There are, like, several really interesting lessons that I've had that stuck with me. The first one was in 1980 when I went to my first "Ragtime" interview. I was sitting outside, waiting to meet the director. And James Earl Jones came in, the preeminent black actor of our time, at that time, in 1980. And I'd read the book and everything getting ready to come to this audition and be there. So I knew there was a Booker T. Washington role in this. So I figured, oh, James Earl Jones is going to be Booker T. Washington in this movie, blah, blah, blah. And he sat down. I introduced myself. Told him how much I admired him, blah, blah, blah. I said, so you're playing the role of Booker T. Washington in this movie. And he's like, no, I'm here for an interview, just like you. And I was like, oh. Shit. I just assumed because you're James Earl Jones and "Great White Hope," and , that there's scripts on your door that you're reading. He was like, mm-mm. I was like, oh, fuck, this what I got to look forward to? First lesson. In " A Time to Kill," the weight of what had happened in that film, I mean, that has a whole interesting kind of story in that, in that when I did that movie, I went into it with one intention. And I did that. And it was one of my first editing room lessons in Hollywood because in the book, and in my mind, and in my heart when I did that, the movie, for me, was about a father letting his daughter know that no matter what happens to her in the world, he'll protect her, and he'll make the world a safe place. So when he killed those guys, he didn't kill them because they raped her. He killed them because he wanted her to know that those two guys will never be in the world to hurt you again. And if anybody else does it to you, I'll be here to do that for you again. I am protecting you from the world. And all the scenes that I did where I expressed that verbally were taken out of film so that when you look at the film, you see Carl Lee as this conniving Negro who purposely killed these white guys, and now, he's trying to find a way to get out of it by using his daughter's rape as the crutch. And one of the biggest things that happened for me was when I got that job and I got there, the first scene I shot in that movie was me going to Jake's office, Matthew McConaughey's office, and telling him that exact story that he tells the jury in the courtroom at the end of the movie, the exact-- almost exact same speech, how they raped her, what they did to her, they peed on on, they threw her out of truck, da, da, da, the whole speech. When I got through doing that, everybody in the room was crying. The cameraman was crying. The script supervisor was crying. The director, Joel, was just, [FAKE CRYING] oh, my god. This is amazing. You're gonna be great. And then when I saw the movie and it was gone, I was ruined. In my heart, I was just . You know, because at that time, I still had-- I still had that a...
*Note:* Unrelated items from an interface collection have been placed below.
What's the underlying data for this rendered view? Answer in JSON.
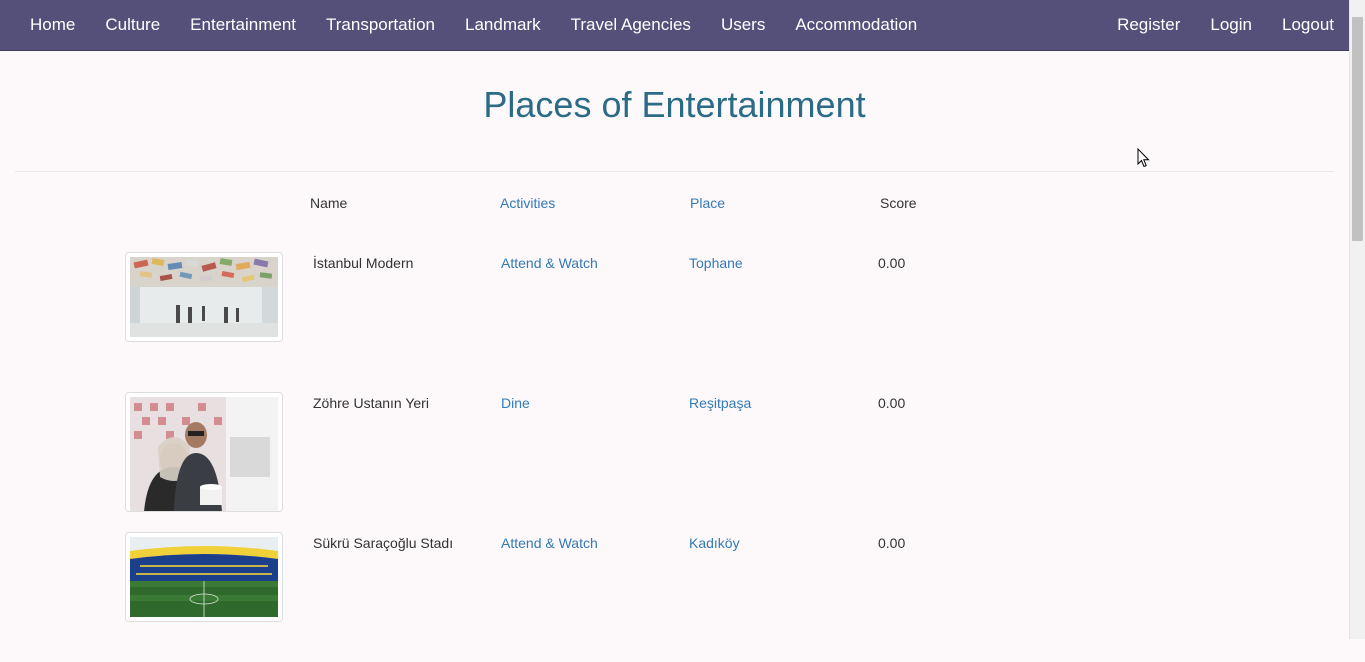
{
  "navbar": {
    "left_items": [
      "Home",
      "Culture",
      "Entertainment",
      "Transportation",
      "Landmark",
      "Travel Agencies",
      "Users",
      "Accommodation"
    ],
    "right_items": [
      "Register",
      "Login",
      "Logout"
    ]
  },
  "page": {
    "title": "Places of Entertainment"
  },
  "table": {
    "columns": [
      "Name",
      "Activities",
      "Place",
      "Score"
    ],
    "rows": [
      {
        "name": "İstanbul Modern",
        "activity": "Attend & Watch",
        "place": "Tophane",
        "score": "0.00",
        "image": "museum-interior-photo"
      },
      {
        "name": "Zöhre Ustanın Yeri",
        "activity": "Dine",
        "place": "Reşitpaşa",
        "score": "0.00",
        "image": "restaurant-people-photo"
      },
      {
        "name": "Sükrü Saraçoğlu Stadı",
        "activity": "Attend & Watch",
        "place": "Kadıköy",
        "score": "0.00",
        "image": "stadium-photo"
      }
    ]
  },
  "colors": {
    "navbar_bg": "#545079",
    "title": "#2a6b86",
    "link": "#337ab7",
    "background": "#fdf8fa"
  }
}
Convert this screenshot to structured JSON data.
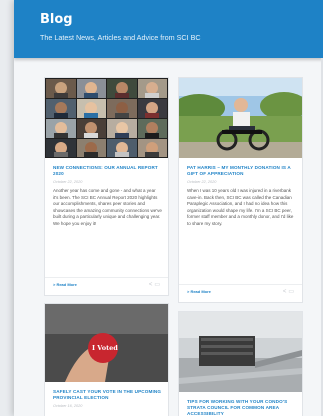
{
  "header": {
    "title": "Blog",
    "subtitle": "The Latest News, Articles and Advice from SCI BC"
  },
  "posts": [
    {
      "title": "New Connections: Our Annual Report 2020",
      "date": "October 22, 2020",
      "excerpt": "Another year has come and gone - and what a year it's been. The SCI BC Annual Report 2020 highlights our accomplishments, shares peer stories and showcases the amazing community connections we've built during a particularly unique and challenging year. We hope you enjoy it!",
      "read_more": "> Read More"
    },
    {
      "title": "Pat Harris – My Monthly Donation Is A Gift Of Appreciation",
      "date": "October 22, 2020",
      "excerpt": "When I was 10 years old I was injured in a riverbank cave-in. Back then, SCI BC was called the Canadian Paraplegic Association, and I had no idea how this organization would shape my life. I'm a SCI BC peer, former staff member and a monthly donor, and I'd like to share my story.",
      "read_more": "> Read More"
    },
    {
      "title": "Safely Cast Your Vote In The Upcoming Provincial Election",
      "date": "October 16, 2020",
      "image_text": "I Voted"
    },
    {
      "title": "Tips For Working With Your Condo's Strata Council For Common Area Accessibility"
    }
  ]
}
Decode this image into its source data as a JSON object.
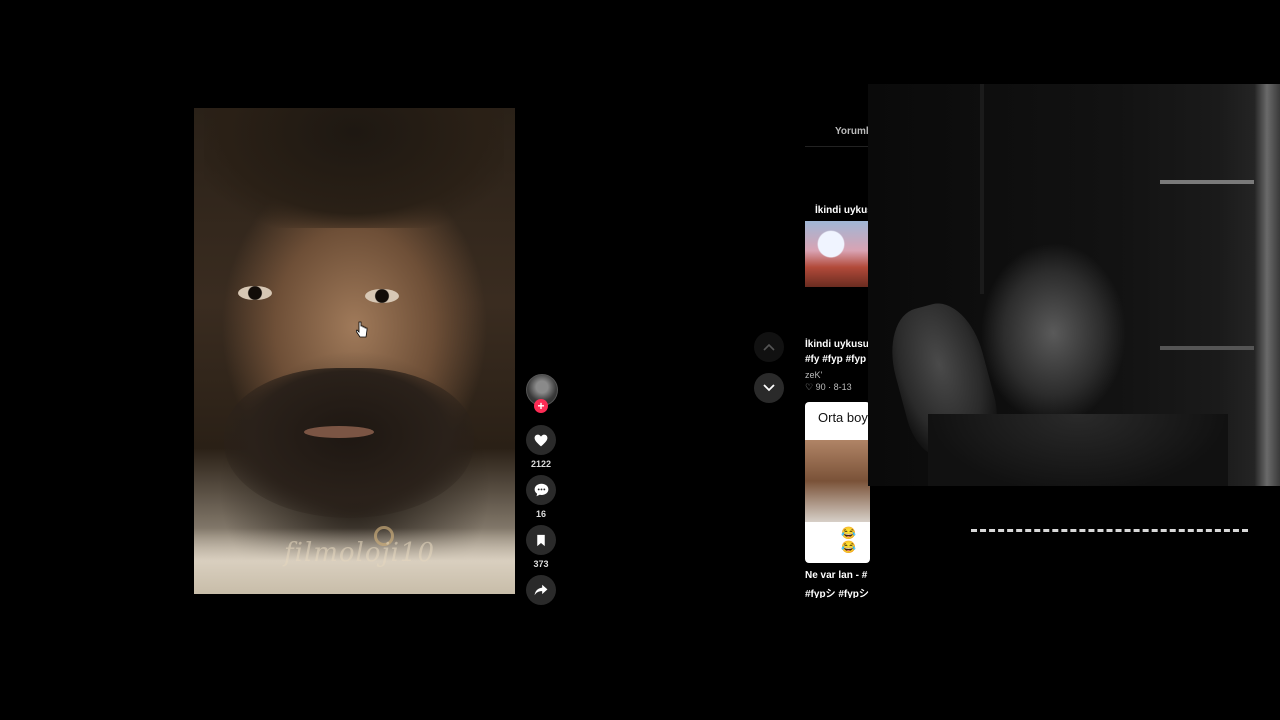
{
  "video": {
    "watermark": "filmoloji10"
  },
  "actions": {
    "likes": "2122",
    "comments": "16",
    "saves": "373",
    "follow_symbol": "+"
  },
  "panel": {
    "tab_label": "Yoruml",
    "item1_title": "İkindi uykus",
    "item1_caption_line1": "İkindi uykusu",
    "item1_caption_line2": "#fy #fyp #fyp",
    "item1_author": "zeK'",
    "item1_meta": "♡ 90 · 8-13",
    "item2_thumb_title": "Orta boy",
    "item2_thumb_emoji": "😂😂",
    "item2_caption_line1": "Ne var lan - #",
    "item2_caption_line2": "#fypシ #fypシ"
  },
  "colors": {
    "background": "#000000",
    "follow_badge": "#fe2c55"
  }
}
As a kid, Samuel L. Jackson stuttered so badly that he stopped talking for almost a year. Today he’s one of the world’s most successful actors, with roles in over 100 films, including Pulp Fiction and The Avengers. In his online acting class, the Oscar-nominated star shares how he creates memorable characters, powerful performances, and a long-lasting career. Learn to master auditions, analyze scripts, and find the truth in every role you play.
Another GREAT class and performance by the MAN!
Samuel L. Jackson gave me some details I would never think about otherwise. The course was extraordinarily amazing! Thank you! :)
Lots of great insight. Definitely made me think.
I have learned really important lessons from Samuel that make me realize that all of this is a process all of us have to go thru, and all actors have experienced. There is no reason to rush, it is important to trust the process and do the best we can in every opportunity we have.